Task description = What lines of the data hold the string "replies"? Pull each one out.

Segment Start: Raw data

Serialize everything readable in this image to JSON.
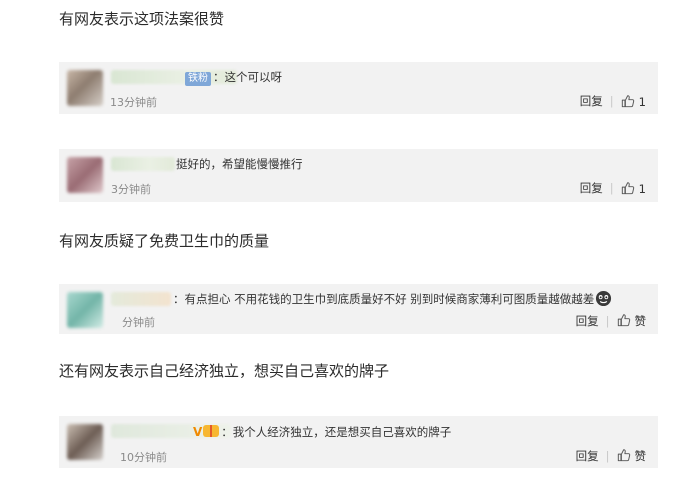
{
  "sections": [
    {
      "title": "有网友表示这项法案很赞",
      "comment": {
        "badge": "铁粉",
        "text": "：这个可以呀",
        "time": "13分钟前",
        "reply": "回复",
        "likes": "1"
      }
    },
    {
      "comment": {
        "text": "挺好的，希望能慢慢推行",
        "time": "3分钟前",
        "reply": "回复",
        "likes": "1"
      }
    },
    {
      "title": "有网友质疑了免费卫生巾的质量",
      "comment": {
        "text": "：有点担心 不用花钱的卫生巾到底质量好不好 别到时候商家薄利可图质量越做越差",
        "time": "分钟前",
        "reply": "回复",
        "like_label": "赞"
      }
    },
    {
      "title": "还有网友表示自己经济独立，想买自己喜欢的牌子",
      "comment": {
        "vip": "V",
        "text": "：我个人经济独立，还是想买自己喜欢的牌子",
        "time": "10分钟前",
        "reply": "回复",
        "like_label": "赞"
      }
    }
  ],
  "icons": {
    "like": "thumbs-up-icon",
    "emoji": "laughing-face-icon"
  }
}
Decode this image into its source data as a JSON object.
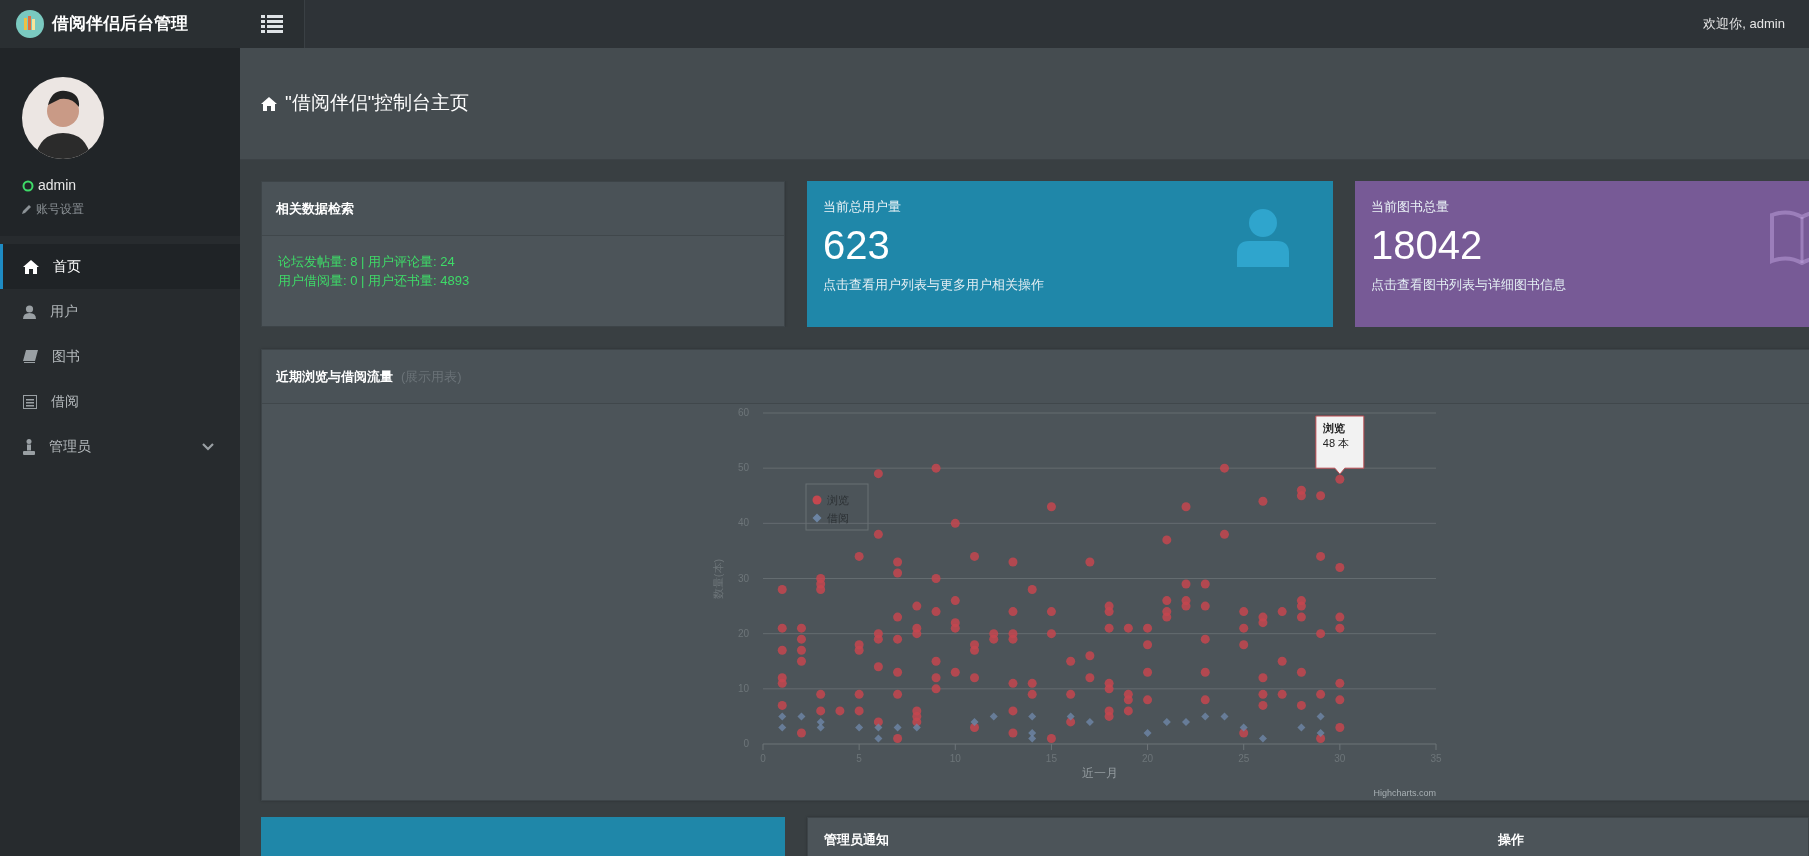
{
  "header": {
    "brand": "借阅伴侣后台管理",
    "welcome": "欢迎你, admin"
  },
  "sidebar": {
    "user": {
      "name": "admin",
      "online": true,
      "settings": "账号设置"
    },
    "items": [
      {
        "label": "首页",
        "kind": "home",
        "selected": true,
        "expandable": false
      },
      {
        "label": "用户",
        "kind": "user",
        "selected": false,
        "expandable": false
      },
      {
        "label": "图书",
        "kind": "book",
        "selected": false,
        "expandable": false
      },
      {
        "label": "借阅",
        "kind": "list",
        "selected": false,
        "expandable": false
      },
      {
        "label": "管理员",
        "kind": "admin",
        "selected": false,
        "expandable": true
      }
    ]
  },
  "page_title": "\"借阅伴侣\"控制台主页",
  "search_panel": {
    "title": "相关数据检索",
    "lines": [
      "论坛发帖量: 8 | 用户评论量: 24",
      "用户借阅量: 0 | 用户还书量: 4893"
    ]
  },
  "stat_cards": [
    {
      "label": "当前总用户量",
      "value": "623",
      "link": "点击查看用户列表与更多用户相关操作",
      "kind": "user",
      "color": "#1f87a9"
    },
    {
      "label": "当前图书总量",
      "value": "18042",
      "link": "点击查看图书列表与详细图书信息",
      "kind": "book",
      "color": "#775a96"
    }
  ],
  "chart_panel": {
    "title": "近期浏览与借阅流量",
    "subtitle": "(展示用表)",
    "chart_data": {
      "type": "scatter",
      "grid": true,
      "legend": true,
      "xlabel": "近一月",
      "ylabel": "数量(本)",
      "xlim": [
        0,
        35
      ],
      "ylim": [
        0,
        60
      ],
      "xticks": [
        0,
        5,
        10,
        15,
        20,
        25,
        30,
        35
      ],
      "yticks": [
        0,
        10,
        20,
        30,
        40,
        50,
        60
      ],
      "series": [
        {
          "name": "浏览",
          "color": "#c4474f",
          "x": [
            1,
            1,
            1,
            1,
            1,
            1,
            2,
            2,
            2,
            2,
            2,
            3,
            3,
            3,
            3,
            3,
            4,
            5,
            5,
            5,
            5,
            5,
            6,
            6,
            6,
            6,
            6,
            6,
            7,
            7,
            7,
            7,
            7,
            7,
            7,
            8,
            8,
            8,
            8,
            8,
            8,
            9,
            9,
            9,
            9,
            9,
            9,
            10,
            10,
            10,
            10,
            10,
            11,
            11,
            11,
            11,
            11,
            12,
            12,
            13,
            13,
            13,
            13,
            13,
            13,
            13,
            14,
            14,
            14,
            15,
            15,
            15,
            15,
            16,
            16,
            16,
            17,
            17,
            17,
            18,
            18,
            18,
            18,
            18,
            18,
            18,
            19,
            19,
            19,
            19,
            20,
            20,
            20,
            20,
            21,
            21,
            21,
            21,
            22,
            22,
            22,
            22,
            23,
            23,
            23,
            23,
            23,
            24,
            24,
            25,
            25,
            25,
            25,
            26,
            26,
            26,
            26,
            26,
            26,
            27,
            27,
            27,
            28,
            28,
            28,
            28,
            28,
            28,
            28,
            29,
            29,
            29,
            29,
            29,
            30,
            30,
            30,
            30,
            30,
            30,
            30
          ],
          "values": [
            28,
            21,
            17,
            12,
            11,
            7,
            21,
            19,
            17,
            15,
            2,
            30,
            29,
            28,
            9,
            6,
            6,
            34,
            18,
            17,
            9,
            6,
            49,
            38,
            20,
            19,
            14,
            4,
            33,
            31,
            23,
            19,
            13,
            9,
            1,
            25,
            21,
            20,
            6,
            5,
            4,
            50,
            30,
            24,
            15,
            12,
            10,
            40,
            26,
            22,
            21,
            13,
            34,
            18,
            17,
            12,
            3,
            20,
            19,
            33,
            24,
            20,
            19,
            11,
            6,
            2,
            28,
            11,
            9,
            43,
            24,
            20,
            1,
            15,
            9,
            4,
            33,
            16,
            12,
            25,
            24,
            21,
            11,
            10,
            6,
            5,
            21,
            9,
            8,
            6,
            21,
            18,
            13,
            8,
            37,
            26,
            24,
            23,
            43,
            29,
            26,
            25,
            29,
            25,
            19,
            13,
            8,
            50,
            38,
            24,
            21,
            18,
            2,
            44,
            23,
            22,
            12,
            9,
            7,
            24,
            15,
            9,
            46,
            45,
            26,
            25,
            23,
            13,
            7,
            45,
            34,
            20,
            9,
            1,
            48,
            32,
            23,
            21,
            11,
            8,
            3
          ]
        },
        {
          "name": "借阅",
          "color": "#6c84a3",
          "x": [
            1,
            1,
            2,
            3,
            3,
            5,
            6,
            6,
            7,
            8,
            11,
            12,
            14,
            14,
            14,
            16,
            17,
            20,
            21,
            22,
            23,
            24,
            25,
            26,
            28,
            29,
            29
          ],
          "values": [
            5,
            3,
            5,
            4,
            3,
            3,
            3,
            1,
            3,
            3,
            4,
            5,
            5,
            2,
            1,
            5,
            4,
            2,
            4,
            4,
            5,
            5,
            3,
            1,
            3,
            5,
            2
          ]
        }
      ]
    },
    "tooltip": {
      "title": "浏览",
      "value": "48 本"
    },
    "credit": "Highcharts.com"
  },
  "bottom_cards": [
    {
      "kind": "stat"
    },
    {
      "kind": "notice",
      "title": "管理员通知",
      "action": "操作"
    }
  ]
}
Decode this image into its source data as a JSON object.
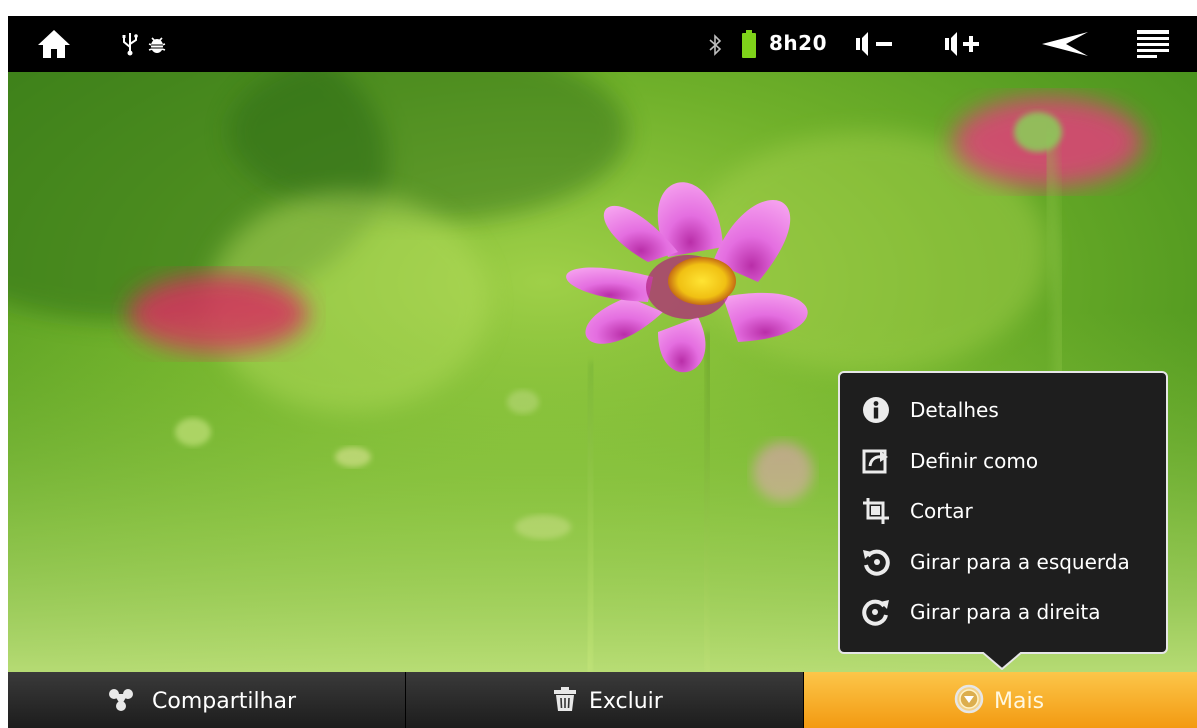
{
  "status_bar": {
    "time": "8h20",
    "icons": [
      "home-icon",
      "usb-icon",
      "android-debug-icon",
      "bluetooth-icon",
      "battery-icon",
      "volume-down-icon",
      "volume-up-icon",
      "back-icon",
      "menu-icon"
    ],
    "battery_color": "#7fd31a"
  },
  "popup_menu": {
    "items": [
      {
        "label": "Detalhes",
        "icon": "info-icon"
      },
      {
        "label": "Definir como",
        "icon": "set-as-icon"
      },
      {
        "label": "Cortar",
        "icon": "crop-icon"
      },
      {
        "label": "Girar para a esquerda",
        "icon": "rotate-left-icon"
      },
      {
        "label": "Girar para a direita",
        "icon": "rotate-right-icon"
      }
    ]
  },
  "action_bar": {
    "share_label": "Compartilhar",
    "delete_label": "Excluir",
    "more_label": "Mais",
    "more_color": "#f6a823"
  }
}
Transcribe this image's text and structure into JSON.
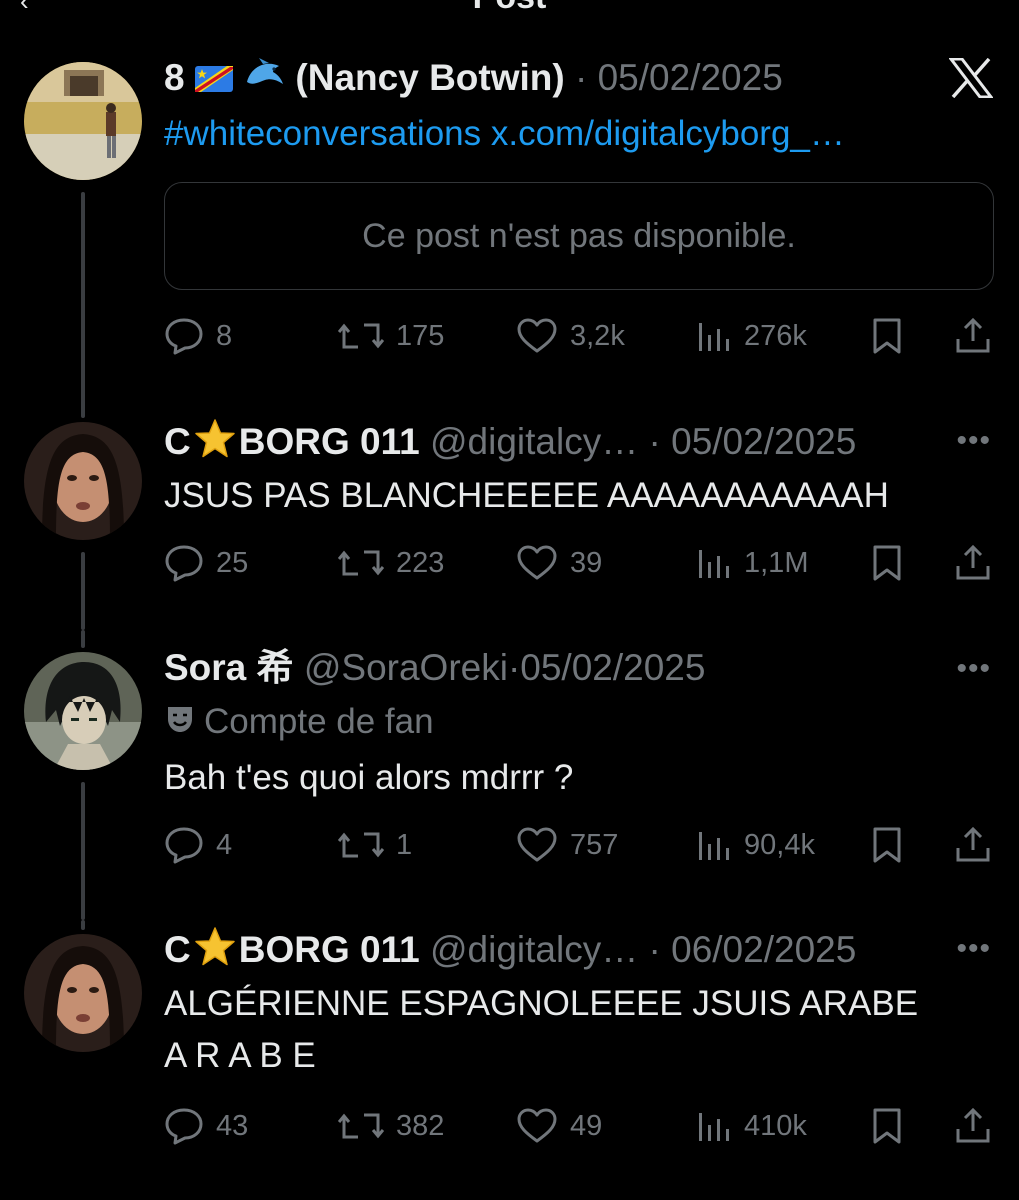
{
  "page": {
    "title": "Post"
  },
  "tweets": [
    {
      "name": "8",
      "name_suffix": "(Nancy Botwin)",
      "handle": "",
      "date": "05/02/2025",
      "hashtag": "#whiteconversations",
      "link": "x.com/digitalcyborg_…",
      "unavailable": "Ce post n'est pas disponible.",
      "replies": "8",
      "reposts": "175",
      "likes": "3,2k",
      "views": "276k"
    },
    {
      "name": "C",
      "name_suffix": "BORG 011",
      "handle": "@digitalcy…",
      "date": "05/02/2025",
      "text": "JSUS PAS BLANCHEEEEE AAAAAAAAAAAH",
      "replies": "25",
      "reposts": "223",
      "likes": "39",
      "views": "1,1M"
    },
    {
      "name": "Sora 希",
      "handle": "@SoraOreki",
      "date": "05/02/2025",
      "badge": "Compte de fan",
      "text": "Bah t'es quoi alors mdrrr ?",
      "replies": "4",
      "reposts": "1",
      "likes": "757",
      "views": "90,4k"
    },
    {
      "name": "C",
      "name_suffix": "BORG 011",
      "handle": "@digitalcy…",
      "date": "06/02/2025",
      "text_line1": "ALGÉRIENNE ESPAGNOLEEEE JSUIS ARABE",
      "text_line2": "A R A B E",
      "replies": "43",
      "reposts": "382",
      "likes": "49",
      "views": "410k"
    }
  ],
  "icons": {
    "reply": "reply-icon",
    "repost": "repost-icon",
    "like": "heart-icon",
    "views": "views-icon",
    "bookmark": "bookmark-icon",
    "share": "share-icon",
    "more": "more-icon",
    "x_logo": "x-logo-icon"
  },
  "colors": {
    "background": "#000000",
    "text": "#e7e9ea",
    "muted": "#71767b",
    "link": "#1d9bf0",
    "border": "#333639"
  }
}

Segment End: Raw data

Solution to this problem =
      "replies": "8",
      "replies": "25",
      "replies": "4",
      "replies": "43",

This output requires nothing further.